» **EXERCISE GOAL**
Return every line of the data below, exactly.

--------------------------------------------------

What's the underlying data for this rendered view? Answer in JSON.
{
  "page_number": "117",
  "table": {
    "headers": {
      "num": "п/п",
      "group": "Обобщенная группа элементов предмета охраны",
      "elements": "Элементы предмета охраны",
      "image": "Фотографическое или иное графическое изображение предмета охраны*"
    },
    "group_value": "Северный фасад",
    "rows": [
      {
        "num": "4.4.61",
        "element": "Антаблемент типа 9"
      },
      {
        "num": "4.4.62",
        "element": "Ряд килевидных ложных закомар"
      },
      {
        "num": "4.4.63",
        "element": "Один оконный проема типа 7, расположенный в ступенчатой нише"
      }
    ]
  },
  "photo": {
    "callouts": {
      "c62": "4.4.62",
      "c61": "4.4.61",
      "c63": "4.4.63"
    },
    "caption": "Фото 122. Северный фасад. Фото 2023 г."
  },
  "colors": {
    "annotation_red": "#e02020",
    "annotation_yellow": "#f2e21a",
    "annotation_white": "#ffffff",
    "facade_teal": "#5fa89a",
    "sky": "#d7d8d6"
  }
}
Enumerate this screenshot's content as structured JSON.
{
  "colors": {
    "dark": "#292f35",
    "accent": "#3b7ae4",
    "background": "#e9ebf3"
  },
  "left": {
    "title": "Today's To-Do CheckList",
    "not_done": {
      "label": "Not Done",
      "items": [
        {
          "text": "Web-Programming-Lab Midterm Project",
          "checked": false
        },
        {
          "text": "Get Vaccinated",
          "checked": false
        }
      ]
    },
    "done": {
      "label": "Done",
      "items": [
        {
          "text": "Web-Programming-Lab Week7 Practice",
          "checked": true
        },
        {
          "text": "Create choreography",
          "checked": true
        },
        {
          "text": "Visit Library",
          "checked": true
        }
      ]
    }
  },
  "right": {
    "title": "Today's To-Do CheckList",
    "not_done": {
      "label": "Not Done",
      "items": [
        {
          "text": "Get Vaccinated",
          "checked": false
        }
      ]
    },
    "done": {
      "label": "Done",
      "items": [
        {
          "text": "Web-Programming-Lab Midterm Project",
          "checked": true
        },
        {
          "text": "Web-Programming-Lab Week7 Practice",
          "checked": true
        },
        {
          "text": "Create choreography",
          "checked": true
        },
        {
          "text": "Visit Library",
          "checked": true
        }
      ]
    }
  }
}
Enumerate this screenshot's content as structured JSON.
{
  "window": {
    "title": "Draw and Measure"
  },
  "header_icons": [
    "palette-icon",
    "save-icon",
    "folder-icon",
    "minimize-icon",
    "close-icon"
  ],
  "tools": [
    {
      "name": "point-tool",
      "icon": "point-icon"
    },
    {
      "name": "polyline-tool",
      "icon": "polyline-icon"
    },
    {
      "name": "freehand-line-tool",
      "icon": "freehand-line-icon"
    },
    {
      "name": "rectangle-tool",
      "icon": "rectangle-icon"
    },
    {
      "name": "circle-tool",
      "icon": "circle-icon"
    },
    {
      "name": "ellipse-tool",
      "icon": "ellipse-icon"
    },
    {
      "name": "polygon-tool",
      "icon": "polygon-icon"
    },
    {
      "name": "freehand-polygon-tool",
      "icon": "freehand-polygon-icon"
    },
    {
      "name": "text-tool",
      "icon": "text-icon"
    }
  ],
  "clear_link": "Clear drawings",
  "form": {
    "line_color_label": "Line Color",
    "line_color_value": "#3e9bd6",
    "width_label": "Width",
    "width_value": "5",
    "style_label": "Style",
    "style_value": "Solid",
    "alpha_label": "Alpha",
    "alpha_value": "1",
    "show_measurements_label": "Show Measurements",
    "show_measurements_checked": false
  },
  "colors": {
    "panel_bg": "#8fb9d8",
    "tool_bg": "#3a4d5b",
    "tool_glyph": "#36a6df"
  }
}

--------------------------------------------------

» **ANSWER AREA**
What's the underlying data for this rendered view? Answer in JSON.
{
  "page_number": "117",
  "table": {
    "headers": {
      "num": "п/п",
      "group": "Обобщенная группа элементов предмета охраны",
      "elements": "Элементы предмета охраны",
      "image": "Фотографическое или иное графическое изображение предмета охраны*"
    },
    "group_value": "Северный фасад",
    "rows": [
      {
        "num": "4.4.61",
        "element": "Антаблемент типа 9"
      },
      {
        "num": "4.4.62",
        "element": "Ряд килевидных ложных закомар"
      },
      {
        "num": "4.4.63",
        "element": "Один оконный проема типа 7, расположенный в ступенчатой нише"
      }
    ]
  },
  "photo": {
    "callouts": {
      "c62": "4.4.62",
      "c61": "4.4.61",
      "c63": "4.4.63"
    },
    "caption": "Фото 122. Северный фасад. Фото 2023 г."
  },
  "colors": {
    "annotation_red": "#e02020",
    "annotation_yellow": "#f2e21a",
    "annotation_white": "#ffffff",
    "facade_teal": "#5fa89a",
    "sky": "#d7d8d6"
  }
}
Enumerate this screenshot's content as structured JSON.
{
  "colors": {
    "dark": "#292f35",
    "accent": "#3b7ae4",
    "background": "#e9ebf3"
  },
  "left": {
    "title": "Today's To-Do CheckList",
    "not_done": {
      "label": "Not Done",
      "items": [
        {
          "text": "Web-Programming-Lab Midterm Project",
          "checked": false
        },
        {
          "text": "Get Vaccinated",
          "checked": false
        }
      ]
    },
    "done": {
      "label": "Done",
      "items": [
        {
          "text": "Web-Programming-Lab Week7 Practice",
          "checked": true
        },
        {
          "text": "Create choreography",
          "checked": true
        },
        {
          "text": "Visit Library",
          "checked": true
        }
      ]
    }
  },
  "right": {
    "title": "Today's To-Do CheckList",
    "not_done": {
      "label": "Not Done",
      "items": [
        {
          "text": "Get Vaccinated",
          "checked": false
        }
      ]
    },
    "done": {
      "label": "Done",
      "items": [
        {
          "text": "Web-Programming-Lab Midterm Project",
          "checked": true
        },
        {
          "text": "Web-Programming-Lab Week7 Practice",
          "checked": true
        },
        {
          "text": "Create choreography",
          "checked": true
        },
        {
          "text": "Visit Library",
          "checked": true
        }
      ]
    }
  }
}
Enumerate this screenshot's content as structured JSON.
{
  "window": {
    "title": "Draw and Measure"
  },
  "header_icons": [
    "palette-icon",
    "save-icon",
    "folder-icon",
    "minimize-icon",
    "close-icon"
  ],
  "tools": [
    {
      "name": "point-tool",
      "icon": "point-icon"
    },
    {
      "name": "polyline-tool",
      "icon": "polyline-icon"
    },
    {
      "name": "freehand-line-tool",
      "icon": "freehand-line-icon"
    },
    {
      "name": "rectangle-tool",
      "icon": "rectangle-icon"
    },
    {
      "name": "circle-tool",
      "icon": "circle-icon"
    },
    {
      "name": "ellipse-tool",
      "icon": "ellipse-icon"
    },
    {
      "name": "polygon-tool",
      "icon": "polygon-icon"
    },
    {
      "name": "freehand-polygon-tool",
      "icon": "freehand-polygon-icon"
    },
    {
      "name": "text-tool",
      "icon": "text-icon"
    }
  ],
  "clear_link": "Clear drawings",
  "form": {
    "line_color_label": "Line Color",
    "line_color_value": "#3e9bd6",
    "width_label": "Width",
    "width_value": "5",
    "style_label": "Style",
    "style_value": "Solid",
    "alpha_label": "Alpha",
    "alpha_value": "1",
    "show_measurements_label": "Show Measurements",
    "show_measurements_checked": false
  },
  "colors": {
    "panel_bg": "#8fb9d8",
    "tool_bg": "#3a4d5b",
    "tool_glyph": "#36a6df"
  }
}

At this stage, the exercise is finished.